“The king and all his company sat silent on their horses, marvelling, perceiving that the power of Saruman was overthrown; but how they could not guess.”

And are unexpectedly greeted:

“There they saw close beside them a great rubble-heap; and suddenly they were aware of two small figures lying on it at their ease, grey-clad, hardly to be seen among the stones. There were bottles and bowls and platters laid beside them, as if they had just eaten well, and now rested from their labour. One seemed asleep; the other, with crossed legs and arms behind his head, leaned back against a broken rock and sent from his mouth long wisps and little rings of thin blue smoke.

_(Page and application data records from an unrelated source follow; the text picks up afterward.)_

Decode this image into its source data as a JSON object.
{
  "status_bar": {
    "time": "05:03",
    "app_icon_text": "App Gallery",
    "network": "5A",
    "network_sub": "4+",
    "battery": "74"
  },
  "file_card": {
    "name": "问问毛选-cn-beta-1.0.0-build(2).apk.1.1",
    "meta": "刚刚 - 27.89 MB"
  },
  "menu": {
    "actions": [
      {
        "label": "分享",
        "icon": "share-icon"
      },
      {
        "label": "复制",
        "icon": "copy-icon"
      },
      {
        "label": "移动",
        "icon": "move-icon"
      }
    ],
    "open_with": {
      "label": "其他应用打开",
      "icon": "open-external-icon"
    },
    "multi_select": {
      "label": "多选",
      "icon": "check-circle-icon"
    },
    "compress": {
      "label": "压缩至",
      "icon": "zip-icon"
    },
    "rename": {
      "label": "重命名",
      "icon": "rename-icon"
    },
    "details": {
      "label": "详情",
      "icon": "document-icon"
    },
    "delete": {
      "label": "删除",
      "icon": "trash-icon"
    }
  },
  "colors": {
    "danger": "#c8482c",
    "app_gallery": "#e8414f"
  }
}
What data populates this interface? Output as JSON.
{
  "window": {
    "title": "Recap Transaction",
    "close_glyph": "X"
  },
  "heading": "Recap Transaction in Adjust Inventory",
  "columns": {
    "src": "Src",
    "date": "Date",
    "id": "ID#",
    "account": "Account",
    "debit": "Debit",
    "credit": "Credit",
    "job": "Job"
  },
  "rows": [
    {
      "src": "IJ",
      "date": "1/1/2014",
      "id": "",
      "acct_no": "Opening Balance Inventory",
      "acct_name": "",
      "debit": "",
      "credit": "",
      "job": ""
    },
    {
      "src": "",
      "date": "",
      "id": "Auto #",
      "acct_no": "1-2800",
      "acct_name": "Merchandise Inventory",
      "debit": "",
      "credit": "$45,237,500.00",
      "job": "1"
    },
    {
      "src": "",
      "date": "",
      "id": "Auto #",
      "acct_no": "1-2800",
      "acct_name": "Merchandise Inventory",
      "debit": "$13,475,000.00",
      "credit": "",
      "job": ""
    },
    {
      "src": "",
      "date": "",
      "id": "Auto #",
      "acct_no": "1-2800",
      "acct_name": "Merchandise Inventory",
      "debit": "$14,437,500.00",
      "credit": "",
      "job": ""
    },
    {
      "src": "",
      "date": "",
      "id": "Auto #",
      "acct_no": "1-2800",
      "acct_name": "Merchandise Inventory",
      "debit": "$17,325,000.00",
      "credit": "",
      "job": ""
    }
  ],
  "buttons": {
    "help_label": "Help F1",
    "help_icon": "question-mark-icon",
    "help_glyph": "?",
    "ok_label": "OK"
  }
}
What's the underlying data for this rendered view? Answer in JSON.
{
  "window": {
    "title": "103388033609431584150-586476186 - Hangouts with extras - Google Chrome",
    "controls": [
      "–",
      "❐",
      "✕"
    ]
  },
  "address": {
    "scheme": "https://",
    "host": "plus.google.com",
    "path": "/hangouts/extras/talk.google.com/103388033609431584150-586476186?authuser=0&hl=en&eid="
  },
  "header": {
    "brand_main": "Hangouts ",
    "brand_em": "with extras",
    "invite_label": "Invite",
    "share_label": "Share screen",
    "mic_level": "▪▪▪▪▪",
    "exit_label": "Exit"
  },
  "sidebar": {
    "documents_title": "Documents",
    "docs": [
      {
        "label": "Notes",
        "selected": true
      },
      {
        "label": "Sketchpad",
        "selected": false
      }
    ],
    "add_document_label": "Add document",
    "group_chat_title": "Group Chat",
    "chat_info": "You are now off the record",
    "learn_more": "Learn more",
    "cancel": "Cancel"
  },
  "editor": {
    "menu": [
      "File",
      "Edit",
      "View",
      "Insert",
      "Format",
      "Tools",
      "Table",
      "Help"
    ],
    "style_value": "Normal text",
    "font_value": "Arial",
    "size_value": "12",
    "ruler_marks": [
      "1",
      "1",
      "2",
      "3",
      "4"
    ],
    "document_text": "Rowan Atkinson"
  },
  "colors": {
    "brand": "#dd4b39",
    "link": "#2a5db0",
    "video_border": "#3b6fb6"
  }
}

“For a moment Theoden and Eomer and all his men stared at them in wonder. Amid all the wreck of Isengard this seemed to them the strangest sight. But before the king could speak, the small smoke-breathing figure became suddenly aware of them, as they sat there silent on the edge of the mist. He sprang to his feet. A young man he looked, or like one, though not much more than half a man in height; his head of brown curling hair was uncovered, but he was clad in a travel-stained cloak of the same hue and shape as the companions of Gandalf had worn when they rode to Edoras. He bowed very low, putting his hand upon his breast. Then, seeming not to observe the wizard and his friends, he turned to Eomer and the king.

“’Welcome, my lords, to Isengard!’ he said. ‘We are the doorwardens. Meriadoc, son of Saradoc is my name; and my companion, who, alas! is overcome with weariness’ – here he gave the other a dig with his foot – ‘is Peregrin, son of Paladin, of the house of Took. Far in the North is our home. The Lord Saruman is within; but at the moment he is closeted with one Wormtongue, or doubtless he would be here to welcome such honourable guests.’

“’Doubtless he would!’ laughed Gandalf. ‘And was it Saruman that ordered you to guard his damaged doors, and watch for the arrival of guests, when your attention could be spared from plate and bottle?’

“’No, good sir, the matter escaped him,’ answered Merry gravely ‘He has been much occupied. Our orders came from Treebeard, who has taken over the management of Isengard. He commanded me to welcome the Lord of Rohan with fitting words. I have done my best.’

Hobbits like hierarchy and formality, and Merry makes a good showing.  And has more to say:

“’It is past noon,’ said Gandalf, ‘and we at any rate have not eaten since early morning. Yet I wish to see Treebeard as soon as may be. Did he leave me no message, or has plate and bottle driven it from your mind?’

“’He left a message,’ said Merry, ‘and I was coming to it, but I have been hindered by many other questions. I was to say that, if the Lord of the Mark and Gandalf will ride to the northern wall they will find Treebeard there, and he will welcome them. I may add that they will also find food of the best there, it was discovered and selected by your humble servants.’ He bowed.”

Gandalf explains who Treebeard is:

“When you see Treebeard, you will learn much. For Treebeard is Fangorn, and the eldest and chief of the Ents, and when you speak with him you will hear the speech of the oldest of all living things.’”

Most of them go to meet Treebeard.  But not all, as we learn in the next chapter.

Copyright © Gwydion M. Williams.

[A] See for instance The Letters of J. R. R. Tolkien: Letter 156.  Written in 1954, after Fellowship had finally been published.

[B] I borrow the phrase from C. S. Lewis, who took it from an old poem and used it for his own condemnation of Modernist values.